YOUR OBJECTIVE ▸
Every record is to be printed exactly as it appears.
BEGIN DATA RECORDS
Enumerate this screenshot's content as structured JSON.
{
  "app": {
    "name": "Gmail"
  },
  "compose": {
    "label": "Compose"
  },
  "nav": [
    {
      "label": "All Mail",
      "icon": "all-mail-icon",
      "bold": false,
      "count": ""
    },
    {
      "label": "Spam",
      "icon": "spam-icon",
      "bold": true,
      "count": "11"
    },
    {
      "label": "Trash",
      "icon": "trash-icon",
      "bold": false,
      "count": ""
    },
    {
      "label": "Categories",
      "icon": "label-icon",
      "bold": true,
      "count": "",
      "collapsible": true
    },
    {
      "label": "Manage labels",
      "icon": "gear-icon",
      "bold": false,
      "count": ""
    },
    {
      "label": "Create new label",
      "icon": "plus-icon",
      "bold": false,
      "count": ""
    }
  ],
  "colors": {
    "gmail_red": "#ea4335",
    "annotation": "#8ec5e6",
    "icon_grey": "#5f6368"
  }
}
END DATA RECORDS
TASK RESPONSE ▸
Enumerate this screenshot's content as structured JSON.
{
  "app": {
    "name": "Gmail"
  },
  "compose": {
    "label": "Compose"
  },
  "nav": [
    {
      "label": "All Mail",
      "icon": "all-mail-icon",
      "bold": false,
      "count": ""
    },
    {
      "label": "Spam",
      "icon": "spam-icon",
      "bold": true,
      "count": "11"
    },
    {
      "label": "Trash",
      "icon": "trash-icon",
      "bold": false,
      "count": ""
    },
    {
      "label": "Categories",
      "icon": "label-icon",
      "bold": true,
      "count": "",
      "collapsible": true
    },
    {
      "label": "Manage labels",
      "icon": "gear-icon",
      "bold": false,
      "count": ""
    },
    {
      "label": "Create new label",
      "icon": "plus-icon",
      "bold": false,
      "count": ""
    }
  ],
  "colors": {
    "gmail_red": "#ea4335",
    "annotation": "#8ec5e6",
    "icon_grey": "#5f6368"
  }
}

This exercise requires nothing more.